by • January 10, 2016 • No Comments

In my decades-long teaching career, I have a few experience teaching science and math concepts, yet I preferred teaching literature and grammar. But now which Science, Technology, Engineering, and Mathematics (STEM) curricula is all the rage across the US, I must admit which it has become additional appealing to teach those subjects too. What creates STEM education especially appealing for educators, parents, and students is the hands-on technology, like 3D printing, which integrates fields of study into concrete lesson plans. As this aspect of curriculum development grows, so do our choices for software and other teaching materials. But what’s out there and what should we be using?


Fortunately, Sculpteo has compiled a list of startner and child-friendly software options to create these choices simpler so we can dive into the system of teaching and learning new technology. Sculpteo in addition talked to Autodesk’s Sarah O’Rourke of what she’s observed in her experience in Engineering and Technology education, and how to get start\ed:

“In my role at Autodesk, I focus on working with students, teachers and educators to bring project based-learning into the classroom. The easiest way for most to get start\ed is with Tinkercad. Since it is an intuitive tool to learn the basics of design with solid modeling, kids of all ages have immediate success.”

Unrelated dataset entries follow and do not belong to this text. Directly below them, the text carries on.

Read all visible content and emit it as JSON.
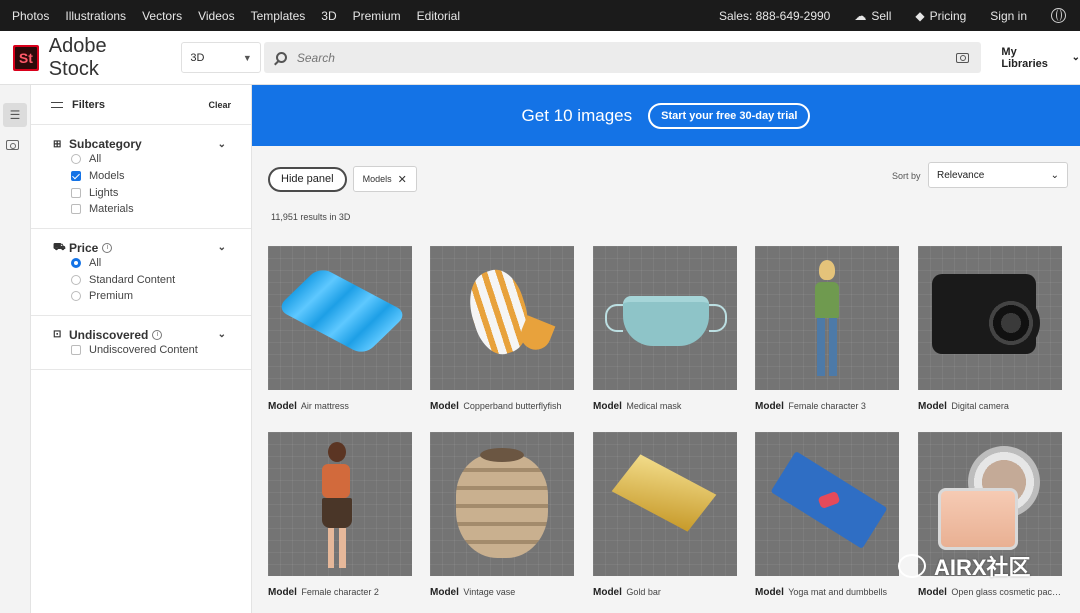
{
  "topnav": {
    "links": [
      "Photos",
      "Illustrations",
      "Vectors",
      "Videos",
      "Templates",
      "3D",
      "Premium",
      "Editorial"
    ],
    "sales": "Sales: 888-649-2990",
    "sell": "Sell",
    "pricing": "Pricing",
    "signin": "Sign in"
  },
  "header": {
    "logo_text": "St",
    "brand": "Adobe Stock",
    "category": "3D",
    "search_placeholder": "Search",
    "my_libraries": "My Libraries"
  },
  "filters": {
    "title": "Filters",
    "clear": "Clear",
    "subcategory": {
      "title": "Subcategory",
      "options": [
        {
          "label": "All",
          "checked": false
        },
        {
          "label": "Models",
          "checked": true
        },
        {
          "label": "Lights",
          "checked": false
        },
        {
          "label": "Materials",
          "checked": false
        }
      ]
    },
    "price": {
      "title": "Price",
      "options": [
        {
          "label": "All",
          "checked": true
        },
        {
          "label": "Standard Content",
          "checked": false
        },
        {
          "label": "Premium",
          "checked": false
        }
      ]
    },
    "undiscovered": {
      "title": "Undiscovered",
      "options": [
        {
          "label": "Undiscovered Content",
          "checked": false
        }
      ]
    }
  },
  "banner": {
    "text": "Get 10 images",
    "cta": "Start your free 30-day trial"
  },
  "toolbar": {
    "hide_panel": "Hide panel",
    "tag": "Models",
    "sort_label": "Sort by",
    "sort_value": "Relevance",
    "results": "11,951 results in 3D"
  },
  "items": [
    {
      "type": "Model",
      "title": "Air mattress",
      "art": "mattress"
    },
    {
      "type": "Model",
      "title": "Copperband butterflyfish",
      "art": "fish"
    },
    {
      "type": "Model",
      "title": "Medical mask",
      "art": "mask"
    },
    {
      "type": "Model",
      "title": "Female character 3",
      "art": "girl"
    },
    {
      "type": "Model",
      "title": "Digital camera",
      "art": "camera"
    },
    {
      "type": "Model",
      "title": "Female character 2",
      "art": "girl2"
    },
    {
      "type": "Model",
      "title": "Vintage vase",
      "art": "vase"
    },
    {
      "type": "Model",
      "title": "Gold bar",
      "art": "gold"
    },
    {
      "type": "Model",
      "title": "Yoga mat and dumbbells",
      "art": "yoga"
    },
    {
      "type": "Model",
      "title": "Open glass cosmetic packa...",
      "art": "jar"
    }
  ],
  "watermark": "AIRX社区",
  "colors": {
    "accent": "#1473e6",
    "topbar": "#1b1b1b",
    "brand_red": "#d9001b"
  }
}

mechIf you haven’t heard of Tinkercad yet, it sounds like it’s a excellent place to start\. Once you understand what software you want to use, how do you go of integrating it into the curriculum at your school? O’Rourke in addition offers us sound advice on integrating 3D design and printing. She recommends Project Ignite, a 3D design and printing learning platform. She in addition recommends Sculpteo’s learning center and getting to understand your own local resources: libraries, Makerspaces, FabLabs, etc. In terms of where to start within the curriculum, O’Rourke had a few things to say of this topic:

“It’s quite simple to start\ with math or geometry. Especially with Tinkercad, where it’s based on solid modeling. Teachers can visually connect the concepts of volume, width and height easily. This helps students with different types of learning types to connect in a new way. It in addition helps them remember what they just simply learned. I in addition ponder there are excellent advances for 3D design and 3D printing for science or anatomy…Alignment to the current standards will be a massive help for these types of emerging technologies to be adopted in the classroom as a faster pace.”

Not just has Sculpteo offered a comprehensive list of relevant software programs for startners which you can retrieve here, they’ve in addition created a handy chart (see below) which breaks down options by age, app and browser status, and downloadability. Out of eight software choices, two are for children 3 and over, and six target the 13+ crowd.


O’Rourke in addition reminds educators not to get in too deep without attempting out a few options. She recommends Sculpteo as a resource in this respect:

kid4“3D printing services, like Sculpteo, are excellent for educators getting start\ed with 3D printing. Before making the investment in the hardware, printing services allow them to try it out. Many in addition offer discounts to schools too. Printing Service providers in addition have additional material types for schools to choose of than your typical PC printer.”

As 3D printing becomes additional common, like all other technology, the youth will lead the way. And thanks to resources focused on new learners, we can accelerate teaching, learning, and most importantly, making cool and practical 3D printed things for the benefit of all. Discuss this story in the Child 3D Printing Education forum thread on 3DPB.com.